## Data records for software interfaces
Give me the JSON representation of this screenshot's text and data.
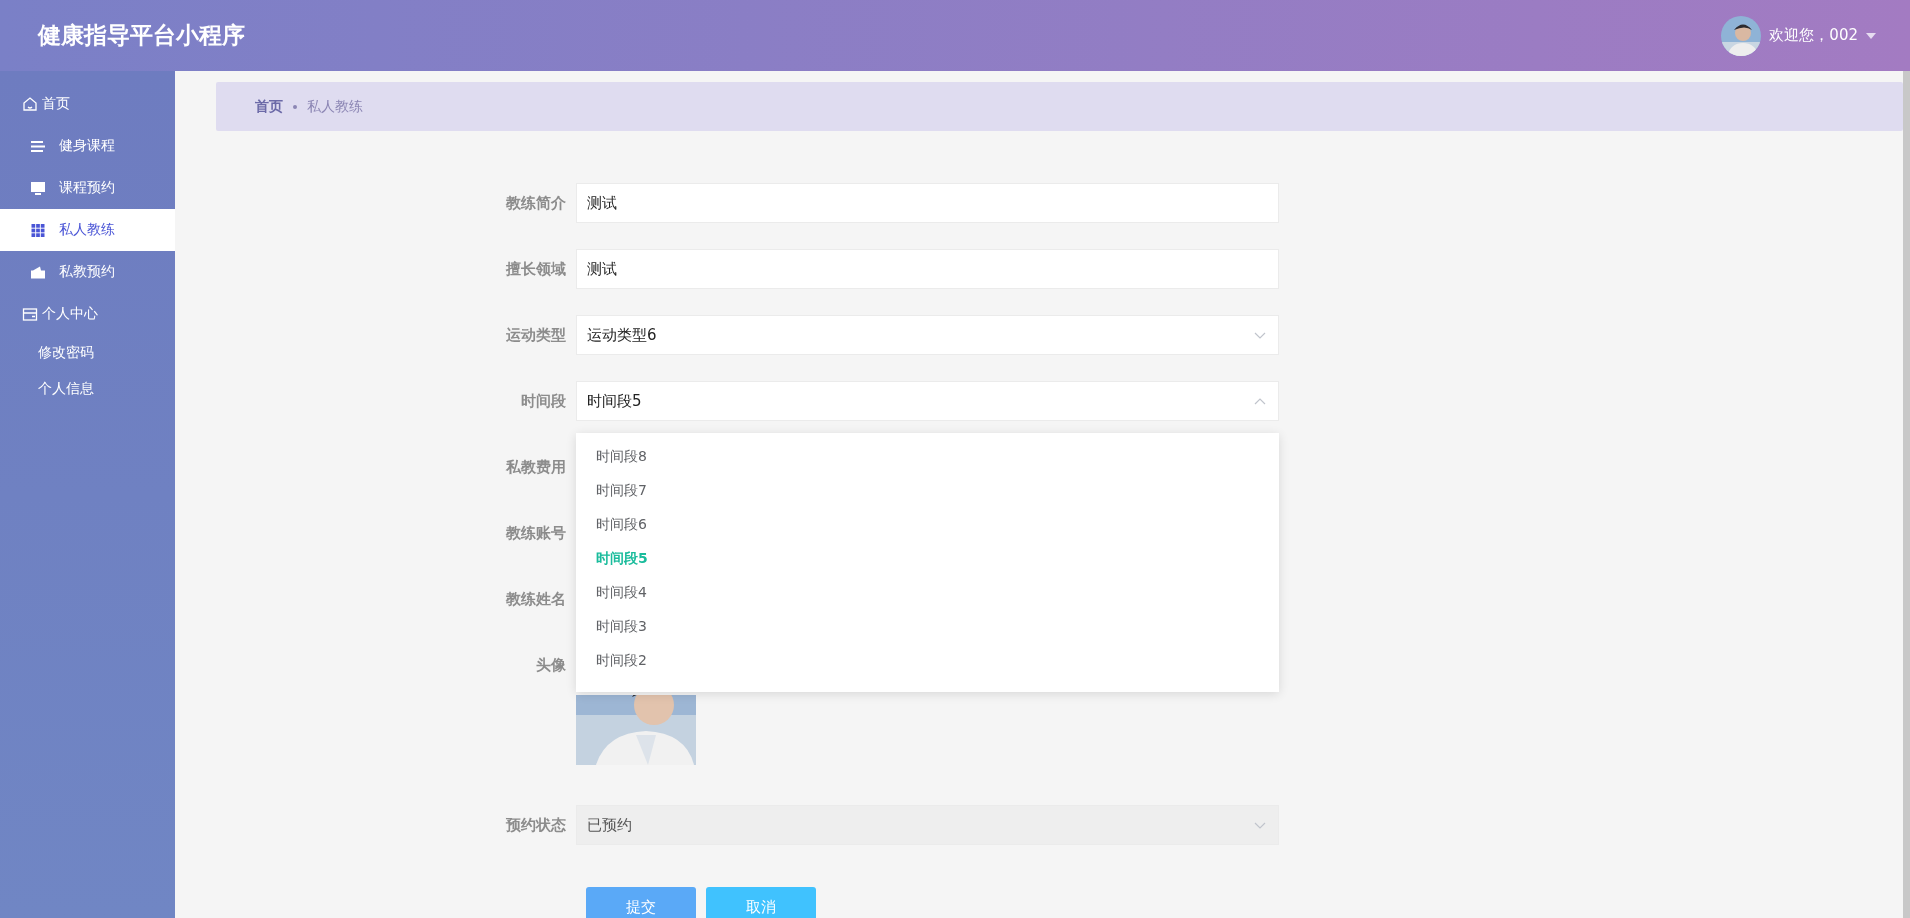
{
  "header": {
    "title": "健康指导平台小程序",
    "greeting": "欢迎您，002"
  },
  "sidebar": {
    "items": [
      {
        "label": "首页",
        "selected": false,
        "children": [
          {
            "label": "健身课程",
            "selected": false
          },
          {
            "label": "课程预约",
            "selected": false
          },
          {
            "label": "私人教练",
            "selected": true
          },
          {
            "label": "私教预约",
            "selected": false
          }
        ]
      },
      {
        "label": "个人中心",
        "selected": false,
        "children": [
          {
            "label": "修改密码",
            "selected": false
          },
          {
            "label": "个人信息",
            "selected": false
          }
        ]
      }
    ]
  },
  "breadcrumb": [
    "首页",
    "私人教练"
  ],
  "form": {
    "fields": [
      {
        "label": "教练简介",
        "kind": "text",
        "value": "测试"
      },
      {
        "label": "擅长领域",
        "kind": "text",
        "value": "测试"
      },
      {
        "label": "运动类型",
        "kind": "select",
        "value": "运动类型6",
        "expanded": false,
        "disabled": false
      },
      {
        "label": "时间段",
        "kind": "select",
        "value": "时间段5",
        "expanded": true,
        "disabled": false,
        "options": [
          {
            "label": "时间段8",
            "selected": false
          },
          {
            "label": "时间段7",
            "selected": false
          },
          {
            "label": "时间段6",
            "selected": false
          },
          {
            "label": "时间段5",
            "selected": true
          },
          {
            "label": "时间段4",
            "selected": false
          },
          {
            "label": "时间段3",
            "selected": false
          },
          {
            "label": "时间段2",
            "selected": false
          }
        ]
      },
      {
        "label": "私教费用",
        "kind": "covered"
      },
      {
        "label": "教练账号",
        "kind": "covered"
      },
      {
        "label": "教练姓名",
        "kind": "covered"
      },
      {
        "label": "头像"
      },
      {
        "label": "预约状态",
        "kind": "select",
        "value": "已预约",
        "expanded": false,
        "disabled": true
      }
    ]
  },
  "buttons": [
    {
      "label": "提交",
      "kind": "primary"
    },
    {
      "label": "取消",
      "kind": "info"
    }
  ]
}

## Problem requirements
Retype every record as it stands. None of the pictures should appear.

## Exercise solution
Give me the JSON representation of this screenshot's text and data.
{
  "header": {
    "title": "健康指导平台小程序",
    "greeting": "欢迎您，002"
  },
  "sidebar": {
    "items": [
      {
        "label": "首页",
        "selected": false,
        "children": [
          {
            "label": "健身课程",
            "selected": false
          },
          {
            "label": "课程预约",
            "selected": false
          },
          {
            "label": "私人教练",
            "selected": true
          },
          {
            "label": "私教预约",
            "selected": false
          }
        ]
      },
      {
        "label": "个人中心",
        "selected": false,
        "children": [
          {
            "label": "修改密码",
            "selected": false
          },
          {
            "label": "个人信息",
            "selected": false
          }
        ]
      }
    ]
  },
  "breadcrumb": [
    "首页",
    "私人教练"
  ],
  "form": {
    "fields": [
      {
        "label": "教练简介",
        "kind": "text",
        "value": "测试"
      },
      {
        "label": "擅长领域",
        "kind": "text",
        "value": "测试"
      },
      {
        "label": "运动类型",
        "kind": "select",
        "value": "运动类型6",
        "expanded": false,
        "disabled": false
      },
      {
        "label": "时间段",
        "kind": "select",
        "value": "时间段5",
        "expanded": true,
        "disabled": false,
        "options": [
          {
            "label": "时间段8",
            "selected": false
          },
          {
            "label": "时间段7",
            "selected": false
          },
          {
            "label": "时间段6",
            "selected": false
          },
          {
            "label": "时间段5",
            "selected": true
          },
          {
            "label": "时间段4",
            "selected": false
          },
          {
            "label": "时间段3",
            "selected": false
          },
          {
            "label": "时间段2",
            "selected": false
          }
        ]
      },
      {
        "label": "私教费用",
        "kind": "covered"
      },
      {
        "label": "教练账号",
        "kind": "covered"
      },
      {
        "label": "教练姓名",
        "kind": "covered"
      },
      {
        "label": "头像"
      },
      {
        "label": "预约状态",
        "kind": "select",
        "value": "已预约",
        "expanded": false,
        "disabled": true
      }
    ]
  },
  "buttons": [
    {
      "label": "提交",
      "kind": "primary"
    },
    {
      "label": "取消",
      "kind": "info"
    }
  ]
}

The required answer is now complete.